Homemaking: learning and improving skills for the care of the home and family, such as cleaning and organizing, home beautification, cooking, and sewing.
Self-reliance and provident living: finances (budgeting, debt relief, and employment qualifications); education and literacy (studying the scriptures and learning the gospel, teaching others to read, tutoring children and youth, choosing children’s literature, using computers and other technology, and developing cultural awareness); health (physical health, fitness, addiction prevention and recovery, social and emotional health, and preventing illness); gardening; food production and storage; and emergency preparedness.
Compassionate service: care of the sick, elderly, homebound, disabled, and poor and needy; support for new mothers and babies; and humanitarian and community aid.
Temple and family history: collecting and preserving family history information, writing family histories, preparing for the temple, and doing temple work.
Sharing the gospel: member missionary efforts, fellowshipping new and less-active members, neighborhood outreach, activation and retention, welcoming new sisters into Relief Society, and preparing for full-time missions.
A children’s class may be held to allow mothers of young children to attend meetings held on days other than Sunday. With the approval of the bishopric, the Relief Society presidency asks Relief Society sisters or other ward members to supervise and teach this class. If Relief Society sisters teach the class, the Relief Society presidency rotates this responsibility so all the sisters can have the opportunity to attend the meetings. If men teach the class, the Relief Society presidency follows the guidelines in 11.8.1.
Teachers for the children’s class plan age-appropriate activities that teach children about Heavenly Father and Jesus Christ. They may use Primary manuals and other Primary materials to teach the children.

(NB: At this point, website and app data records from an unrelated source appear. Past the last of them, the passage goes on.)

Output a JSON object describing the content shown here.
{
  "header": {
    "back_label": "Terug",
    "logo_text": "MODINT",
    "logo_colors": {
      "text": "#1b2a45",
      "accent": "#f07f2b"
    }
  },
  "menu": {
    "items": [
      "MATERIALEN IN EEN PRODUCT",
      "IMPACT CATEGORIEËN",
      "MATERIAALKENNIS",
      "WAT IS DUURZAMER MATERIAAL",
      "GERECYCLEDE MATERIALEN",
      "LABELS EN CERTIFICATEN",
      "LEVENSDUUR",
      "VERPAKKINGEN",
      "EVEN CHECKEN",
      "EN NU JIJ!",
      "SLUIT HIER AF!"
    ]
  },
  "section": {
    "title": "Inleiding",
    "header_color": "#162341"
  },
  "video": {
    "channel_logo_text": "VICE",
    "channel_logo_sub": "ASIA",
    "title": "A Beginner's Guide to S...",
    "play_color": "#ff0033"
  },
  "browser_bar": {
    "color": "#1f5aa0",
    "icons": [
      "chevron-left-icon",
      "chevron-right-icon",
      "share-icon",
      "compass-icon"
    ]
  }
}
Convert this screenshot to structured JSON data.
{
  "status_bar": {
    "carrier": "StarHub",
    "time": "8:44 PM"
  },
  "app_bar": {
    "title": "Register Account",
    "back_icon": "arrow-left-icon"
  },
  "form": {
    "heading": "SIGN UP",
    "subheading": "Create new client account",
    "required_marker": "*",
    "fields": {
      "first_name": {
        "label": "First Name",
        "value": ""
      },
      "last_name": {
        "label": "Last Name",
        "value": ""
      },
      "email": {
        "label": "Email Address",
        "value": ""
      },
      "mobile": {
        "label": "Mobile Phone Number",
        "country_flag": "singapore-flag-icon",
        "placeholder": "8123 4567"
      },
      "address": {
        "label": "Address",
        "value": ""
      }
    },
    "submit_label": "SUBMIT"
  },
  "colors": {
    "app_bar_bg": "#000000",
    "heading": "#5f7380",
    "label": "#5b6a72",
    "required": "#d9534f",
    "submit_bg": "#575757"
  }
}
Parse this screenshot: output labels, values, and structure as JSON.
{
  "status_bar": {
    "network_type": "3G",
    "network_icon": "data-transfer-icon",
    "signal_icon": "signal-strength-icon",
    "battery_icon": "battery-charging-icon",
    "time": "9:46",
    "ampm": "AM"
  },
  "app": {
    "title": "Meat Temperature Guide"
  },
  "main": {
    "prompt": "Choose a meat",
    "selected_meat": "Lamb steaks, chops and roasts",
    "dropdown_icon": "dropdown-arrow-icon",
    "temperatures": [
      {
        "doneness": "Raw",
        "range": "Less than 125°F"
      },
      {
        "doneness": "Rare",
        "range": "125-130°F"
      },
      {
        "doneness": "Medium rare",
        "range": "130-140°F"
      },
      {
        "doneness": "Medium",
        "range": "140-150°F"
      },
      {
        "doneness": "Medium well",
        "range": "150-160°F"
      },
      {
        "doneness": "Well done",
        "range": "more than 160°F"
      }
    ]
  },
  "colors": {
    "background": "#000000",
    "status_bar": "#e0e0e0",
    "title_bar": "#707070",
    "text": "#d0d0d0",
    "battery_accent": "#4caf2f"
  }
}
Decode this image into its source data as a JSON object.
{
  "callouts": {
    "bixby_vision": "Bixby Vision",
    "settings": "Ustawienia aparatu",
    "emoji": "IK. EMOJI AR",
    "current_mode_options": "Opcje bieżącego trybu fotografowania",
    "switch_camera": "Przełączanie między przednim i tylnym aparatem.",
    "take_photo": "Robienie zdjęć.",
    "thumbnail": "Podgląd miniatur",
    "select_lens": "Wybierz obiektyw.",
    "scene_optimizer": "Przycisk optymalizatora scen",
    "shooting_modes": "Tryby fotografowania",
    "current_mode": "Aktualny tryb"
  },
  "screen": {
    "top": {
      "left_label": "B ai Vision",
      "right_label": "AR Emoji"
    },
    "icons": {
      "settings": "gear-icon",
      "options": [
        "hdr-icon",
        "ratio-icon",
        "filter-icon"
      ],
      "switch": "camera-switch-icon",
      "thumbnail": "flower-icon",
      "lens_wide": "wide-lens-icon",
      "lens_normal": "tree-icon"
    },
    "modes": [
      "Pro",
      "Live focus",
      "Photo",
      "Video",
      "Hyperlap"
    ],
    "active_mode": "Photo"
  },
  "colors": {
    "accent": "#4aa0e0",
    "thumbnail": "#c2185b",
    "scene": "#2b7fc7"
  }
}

If food is provided in the children’s class, leaders first consult with the parents of each child about any dietary restrictions due to conditions such as diabetes or allergies.